YAM Notes: March/April 2008

By Rich Banbury

On a miserable Saturday afternoon last November, a number of mates converged on Yale Bowl, joining 52,000 other spectators for The Game, the largest 2007 event by attendance in Connecticut.  Although the weather was cold and damp, the misery arose from the decisive loss to Harvard, paradoxically the more difficult to endure in light of our otherwise perfect season.  Nostalgic class veterans from the Trumbull football team, including John Hill, Jake Bennett, Dick West and Tom Yamin, tossed modesty aside during halftime in proclaiming the preeminence of their juggernaut squad.  Bob Walsh and I eagerly reminded them of Davenport’s upset victory over the Terriers in the inter-college championship game, as well described on page 140 of our Class Yearbook.  This good natured exchange was followed by some friendly emails, and I was glad to send along photographs of the Trumbull team, taken from the ’57 – ’59 Harvard/Princeton football programs, to Hill and Yamin.  Tim Ritchie reports having seen Bob Bose, Al Durfee, Herb Hodos and Dick Sigal at the Bowl.  The handsome guy sitting a couple of rows in front of Pete Knudsen and me was a youthful-looking Dick Gwinn.
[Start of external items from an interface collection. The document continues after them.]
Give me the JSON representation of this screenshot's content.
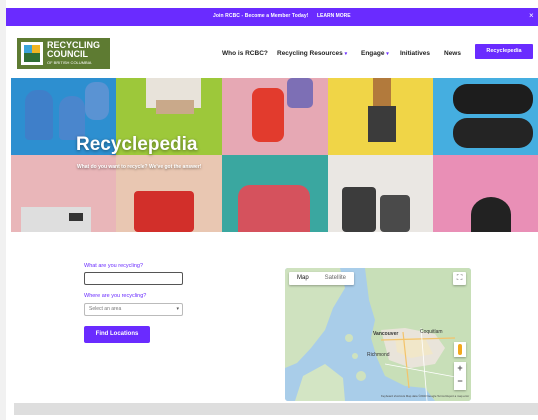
{
  "topbar": {
    "message": "Join RCBC - Become a Member Today!",
    "link": "LEARN MORE",
    "close": "×",
    "color": "#6a2bff"
  },
  "header": {
    "logo": {
      "line1": "RECYCLING",
      "line2": "COUNCIL",
      "line3": "OF BRITISH COLUMBIA"
    },
    "nav": [
      {
        "label": "Who is RCBC?",
        "caret": ""
      },
      {
        "label": "Recycling Resources",
        "caret": "▾"
      },
      {
        "label": "Engage",
        "caret": "▾"
      },
      {
        "label": "Initiatives",
        "caret": ""
      },
      {
        "label": "News",
        "caret": ""
      }
    ],
    "cta": "Recyclepedia"
  },
  "hero": {
    "title": "Recyclepedia",
    "subtitle": "What do you want to recycle? We've got the answer!"
  },
  "form": {
    "q1": "What are you recycling?",
    "q1_value": "",
    "q2": "Where are you recycling?",
    "select_value": "Select an area",
    "find": "Find Locations"
  },
  "map": {
    "type_map": "Map",
    "type_satellite": "Satellite",
    "labels": {
      "vancouver": "Vancouver",
      "richmond": "Richmond",
      "coquitlam": "Coquitlam"
    },
    "zoom_in": "+",
    "zoom_out": "−",
    "footer": "Keyboard shortcuts   Map data ©2023 Google   Terms   Report a map error"
  }
}
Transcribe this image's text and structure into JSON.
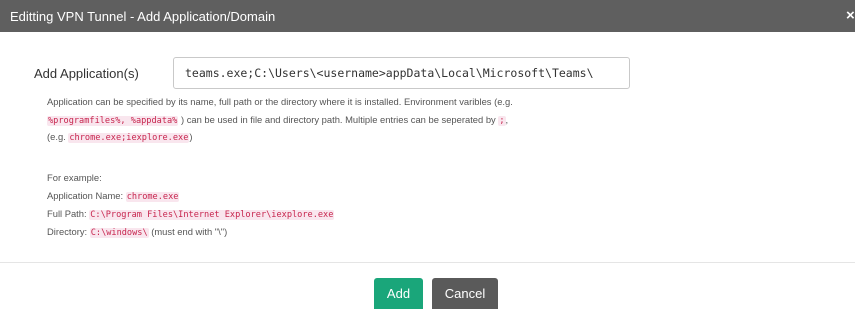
{
  "dialog": {
    "title": "Editting VPN Tunnel - Add Application/Domain",
    "close_label": "×"
  },
  "form": {
    "label": "Add Application(s)",
    "value": "teams.exe;C:\\Users\\<username>appData\\Local\\Microsoft\\Teams\\"
  },
  "help": {
    "line1": "Application can be specified by its name, full path or the directory where it is installed. Environment varibles (e.g.",
    "line2_code": "%programfiles%, %appdata%",
    "line2_text": " ) can be used in file and directory path. Multiple entries can be seperated by ",
    "line2_sep_code": ";",
    "line2_end": ",",
    "line3_prefix": "(e.g. ",
    "line3_code": "chrome.exe;iexplore.exe",
    "line3_suffix": ")",
    "example_heading": "For example:",
    "app_name_label": "Application Name: ",
    "app_name_code": "chrome.exe",
    "full_path_label": "Full Path: ",
    "full_path_code": "C:\\Program Files\\Internet Explorer\\iexplore.exe",
    "directory_label": "Directory: ",
    "directory_code": "C:\\windows\\",
    "directory_note": " (must end with \"\\\")"
  },
  "buttons": {
    "add": "Add",
    "cancel": "Cancel"
  },
  "colors": {
    "titlebar": "#5f5f5f",
    "add_button": "#1aa67a",
    "cancel_button": "#5a5a5a",
    "code_text": "#c7254e",
    "code_background": "#f9e6ee"
  }
}
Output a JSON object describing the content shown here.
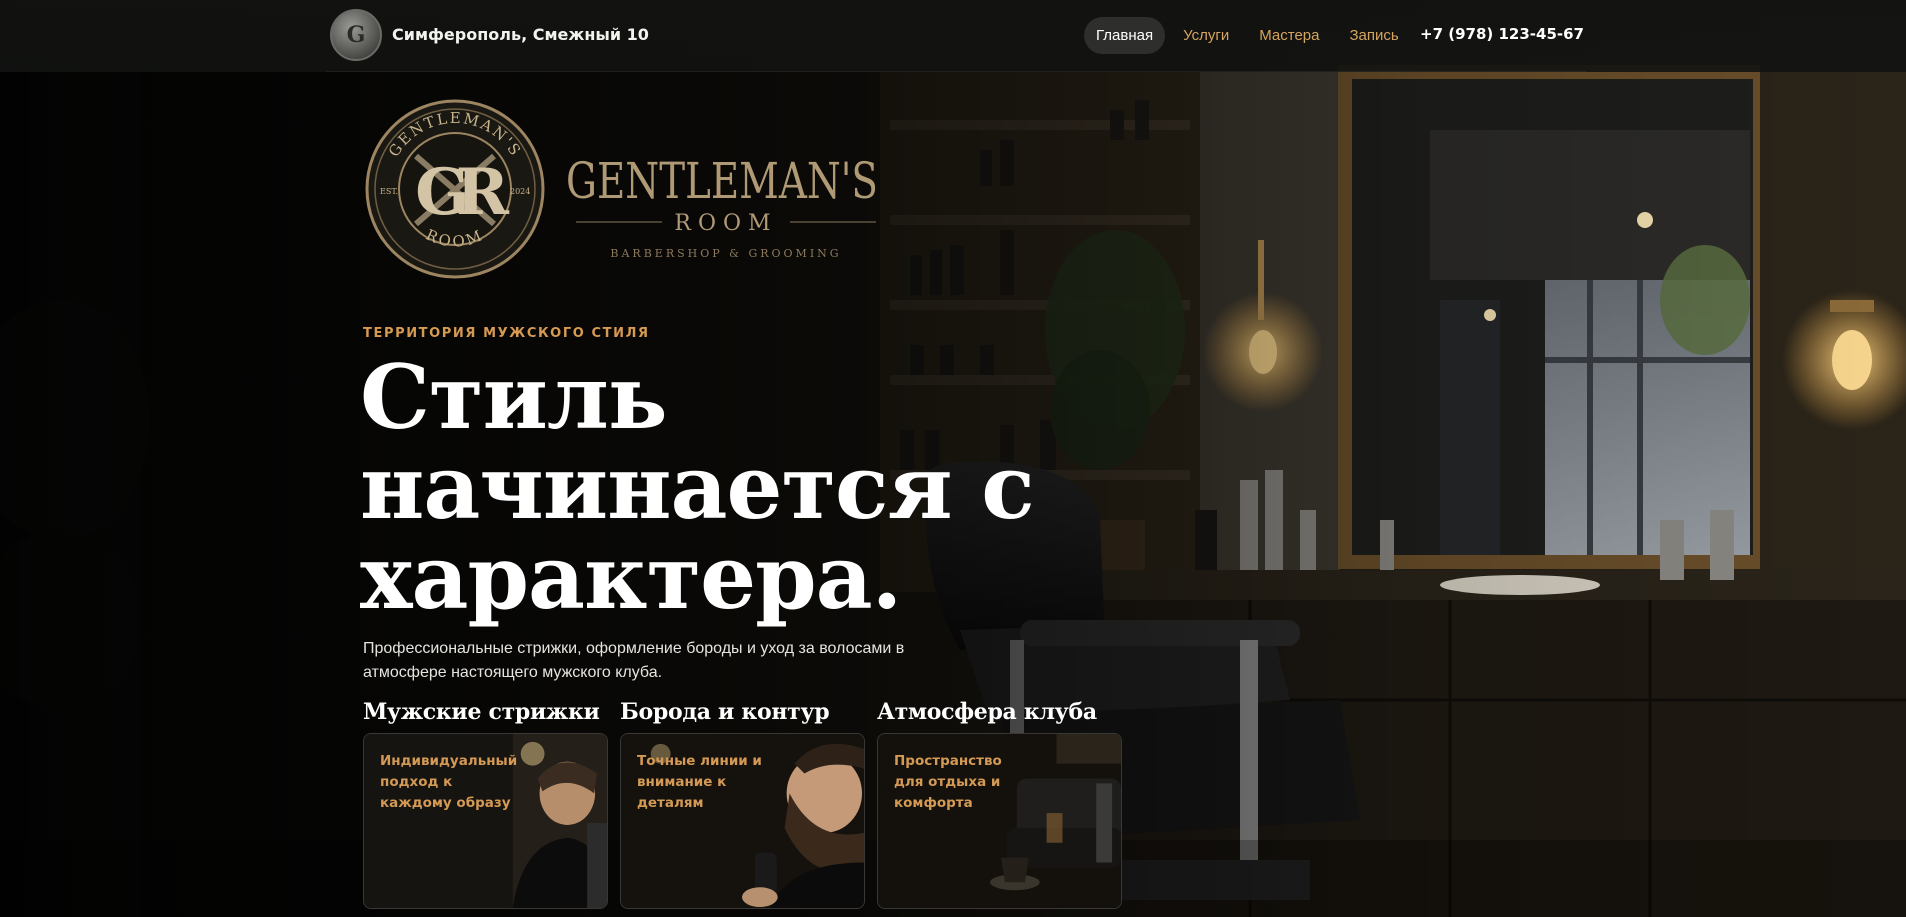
{
  "header": {
    "logo_initials": "G",
    "address": "Симферополь, Смежный 10",
    "nav": [
      {
        "label": "Главная",
        "active": true
      },
      {
        "label": "Услуги",
        "active": false
      },
      {
        "label": "Мастера",
        "active": false
      },
      {
        "label": "Запись",
        "active": false
      }
    ],
    "phone": "+7 (978) 123-45-67"
  },
  "logo": {
    "ring_top": "GENTLEMAN'S",
    "ring_bottom": "ROOM",
    "est": "EST.",
    "year": "2024",
    "monogram": "GR",
    "wordmark": "GENTLEMAN'S",
    "wordmark_sub": "ROOM",
    "tagline": "BARBERSHOP & GROOMING"
  },
  "hero": {
    "eyebrow": "ТЕРРИТОРИЯ МУЖСКОГО СТИЛЯ",
    "headline_line1": "Стиль",
    "headline_line2": "начинается с",
    "headline_line3": "характера.",
    "subtitle": "Профессиональные стрижки, оформление бороды и уход за волосами в атмосфере настоящего мужского клуба."
  },
  "services": [
    {
      "title": "Мужские стрижки",
      "text": "Индивидуальный подход к каждому образу"
    },
    {
      "title": "Борода и контур",
      "text": "Точные линии и внимание к деталям"
    },
    {
      "title": "Атмосфера клуба",
      "text": "Пространство для отдыха и комфорта"
    }
  ],
  "colors": {
    "accent": "#d69a52",
    "background": "#0d0d0c",
    "nav_active_bg": "#2e2f2c"
  }
}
The old Davenport-Trumbull football rivalry sparked memories of Trumbull quarterback Bob Lewis, who was lost to the Class in 1961.  Although he shunned varsity sports, Bob may well have been the best all-around athlete in the Class, save the recently-departed Gene Scott.

Residing in the metropolis of Washoe Valley, Nevada, the afore-mentioned Dick West  and Joanne, grandparents of twelve, are celebrating their 50th anniversary this month.
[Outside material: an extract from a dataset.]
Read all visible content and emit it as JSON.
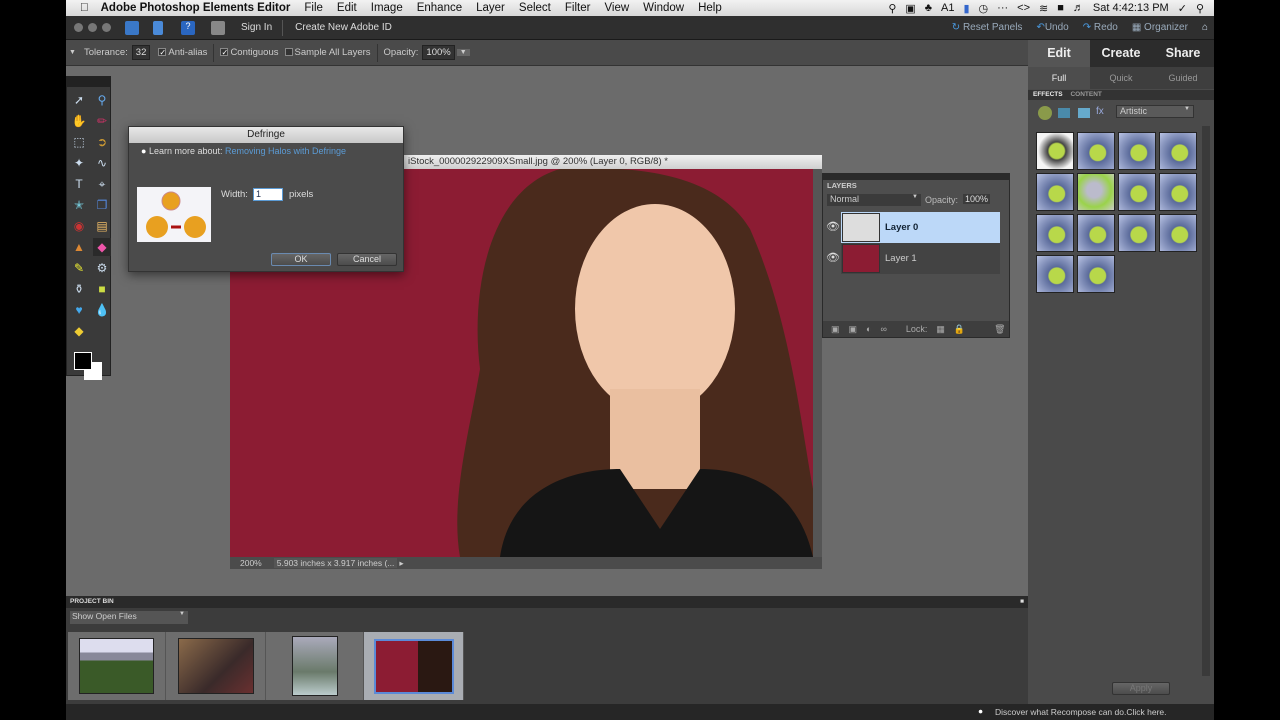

Our class graduated seven Millers, including two Bills.  Our Florida Bill Miller, having retired from the law practice, is filling his newly discovered leisure time with travel, having recently explored Amsterdam, Vienna and Budapest after visiting his son in London.  His Pierson roommate, none other than the other Bill Miller, hangs out in Camp Hill, Pennsylvania.  Double-dating with the two Bills must have been interesting.  In a pinch, just say “No, this is Bill Miller”.
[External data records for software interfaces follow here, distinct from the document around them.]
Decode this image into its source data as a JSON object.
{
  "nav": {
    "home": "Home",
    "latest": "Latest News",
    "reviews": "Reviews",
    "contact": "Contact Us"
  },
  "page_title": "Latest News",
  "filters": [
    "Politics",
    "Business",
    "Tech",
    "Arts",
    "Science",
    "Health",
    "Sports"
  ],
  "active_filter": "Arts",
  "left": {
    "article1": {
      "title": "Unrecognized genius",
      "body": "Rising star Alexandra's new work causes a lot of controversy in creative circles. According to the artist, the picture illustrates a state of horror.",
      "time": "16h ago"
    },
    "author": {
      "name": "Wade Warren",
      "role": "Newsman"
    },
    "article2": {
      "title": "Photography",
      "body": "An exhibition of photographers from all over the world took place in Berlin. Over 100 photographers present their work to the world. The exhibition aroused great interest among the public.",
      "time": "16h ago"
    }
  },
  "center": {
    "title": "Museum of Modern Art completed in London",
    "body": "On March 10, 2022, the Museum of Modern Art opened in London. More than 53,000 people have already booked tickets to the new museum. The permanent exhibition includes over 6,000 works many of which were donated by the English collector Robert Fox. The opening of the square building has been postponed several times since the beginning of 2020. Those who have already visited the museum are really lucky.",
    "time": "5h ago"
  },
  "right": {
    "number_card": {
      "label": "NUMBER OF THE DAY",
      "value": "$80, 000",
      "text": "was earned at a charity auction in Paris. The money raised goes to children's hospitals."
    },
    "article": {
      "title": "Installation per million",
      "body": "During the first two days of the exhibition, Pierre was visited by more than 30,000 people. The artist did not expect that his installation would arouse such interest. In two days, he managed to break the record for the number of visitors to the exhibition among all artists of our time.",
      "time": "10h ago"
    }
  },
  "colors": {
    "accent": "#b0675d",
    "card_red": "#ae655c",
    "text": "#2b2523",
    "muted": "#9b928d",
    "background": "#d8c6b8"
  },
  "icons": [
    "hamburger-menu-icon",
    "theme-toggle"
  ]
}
Rosemary and Lew Lloyd celebrated last Columbus Day weekend by hosting John Blampied and Harold Hammett, with their respective wives, at the Lloyd retreat in New Hampshire.

When President James Buchanan decided to replace Brigham Young as Governor of the Utah Territory, the armed conflict which followed became known as the Utah War of 1857-1858.  Bill MacKinnon has written a definitive history of that conflict, described as a “remarkably bloody turning point in western, military and Mormon history”.  At Sword’s Point, an illustrated volume of 544 pages, is “a lively narrative linking firsthand accounts … from soldiers and civilians on both sides”.  Bill’s inspiration for this opus, published by the University of Oklahoma Press, has its early roots in Howard Lamar’s great course on the American West.  Bill and Pat have relocated to Santa Barbara and he can be reached at (805) 565-1592 or mackbp@msn.com. 

Yale, with its recent emphasis on developing links with China, has also re-discovered its historical ties to Japan, thanks in no small measure to Chuck Schmitz.  Chuck was a driving force behind Yale’s decision to create the Asakawa Peace Garden within Saybrook College.  Kanichi Asakawa is a hero to the Japanese children in his hometown of Nihonmatsu.  A scholar who taught at Yale for 36 years, Asakawa was the first Japanese professor at a major American University and also the first curator of Yale’s East Asia Collection.  In Japan, his enduring fame derives from his reputation as a tireless advocate for peace.  Prior to World War II, Asakawa  was a strong critic of Japan’s militarism and colonialism.  Chuck and Tazuko, along with a 40-person delegation from Nihonmatsu, recently traveled to New Haven for the dedication of the Peace Garden.

If you are looking for a contrarian in the global warming debate, check out the top geologist at the University of Pennsylvania’s Department of Earth and Environmental Science.  In a recent interview, Bob Giegengack was described as “a slim man of medium height with a very high forehead”, and was quoted as saying “I traded my hair for eyeglasses”.  Known to his students as Gieg, Bob is an outspoken critic of Al Gore and his popular documentary, An Inconvenient Truth.  After receiving his doctorate at Yale, Bob was hired by Penn to create an environmental studies program, which he subsequently directed for over three decades.  With a geologist’s perspective of 20,000 years, Bob argues that the Earth today is a relatively cool planet.  One factor in determining climate change is the alignment of the other planets, whose gravitational forces can affect the elliptical shape of the earth’s orbit around the sun.  Professor Gieg, relying on an epochal analysis, is unpersuaded that man-made carbon gases are influencing current climate changes.  Though disagreeing with Gore, Gieg promotes energy-saving programs, but warns that, due to the industrialization of China and India, “If CO2  is the problem, we’ve already lost”.